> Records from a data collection

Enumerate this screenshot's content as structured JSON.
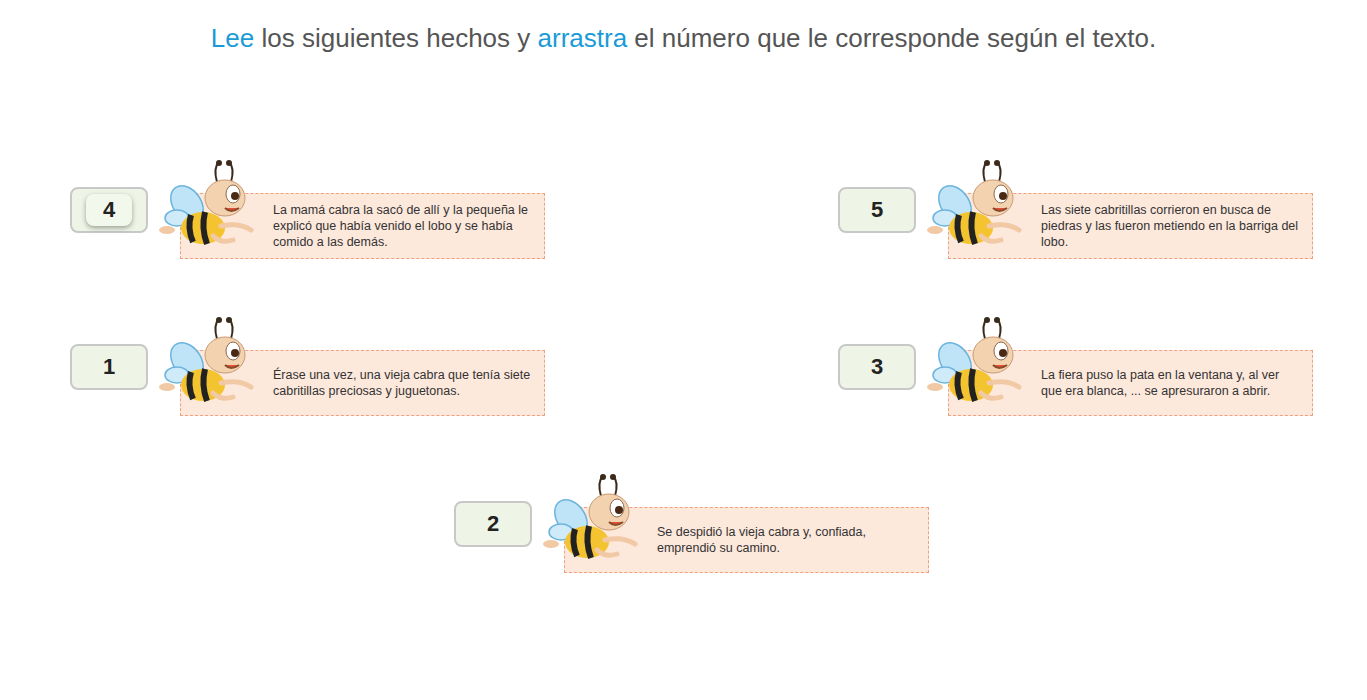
{
  "instruction": [
    {
      "text": "Lee",
      "highlight": true
    },
    {
      "text": " los siguientes hechos y ",
      "highlight": false
    },
    {
      "text": "arrastra",
      "highlight": true
    },
    {
      "text": " el número que le corresponde según el texto.",
      "highlight": false
    }
  ],
  "items": [
    {
      "number": "4",
      "dragging": true,
      "text": "La mamá cabra la sacó de allí y la pequeña le explicó que había venido el lobo y se había comido a las demás."
    },
    {
      "number": "5",
      "dragging": false,
      "text": "Las siete cabritillas corrieron en busca de piedras y las fueron metiendo en la barriga del lobo."
    },
    {
      "number": "1",
      "dragging": false,
      "text": "Érase una vez, una vieja cabra que tenía siete cabritillas preciosas y juguetonas."
    },
    {
      "number": "3",
      "dragging": false,
      "text": "La fiera puso la pata en la ventana y, al ver que era blanca, ... se apresuraron a abrir."
    },
    {
      "number": "2",
      "dragging": false,
      "text": "Se despidió la vieja cabra y, confiada, emprendió su camino."
    }
  ]
}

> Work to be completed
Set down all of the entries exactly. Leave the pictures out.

> Problem solution
Enumerate this screenshot's content as structured JSON.
{
  "instruction": [
    {
      "text": "Lee",
      "highlight": true
    },
    {
      "text": " los siguientes hechos y ",
      "highlight": false
    },
    {
      "text": "arrastra",
      "highlight": true
    },
    {
      "text": " el número que le corresponde según el texto.",
      "highlight": false
    }
  ],
  "items": [
    {
      "number": "4",
      "dragging": true,
      "text": "La mamá cabra la sacó de allí y la pequeña le explicó que había venido el lobo y se había comido a las demás."
    },
    {
      "number": "5",
      "dragging": false,
      "text": "Las siete cabritillas corrieron en busca de piedras y las fueron metiendo en la barriga del lobo."
    },
    {
      "number": "1",
      "dragging": false,
      "text": "Érase una vez, una vieja cabra que tenía siete cabritillas preciosas y juguetonas."
    },
    {
      "number": "3",
      "dragging": false,
      "text": "La fiera puso la pata en la ventana y, al ver que era blanca, ... se apresuraron a abrir."
    },
    {
      "number": "2",
      "dragging": false,
      "text": "Se despidió la vieja cabra y, confiada, emprendió su camino."
    }
  ]
}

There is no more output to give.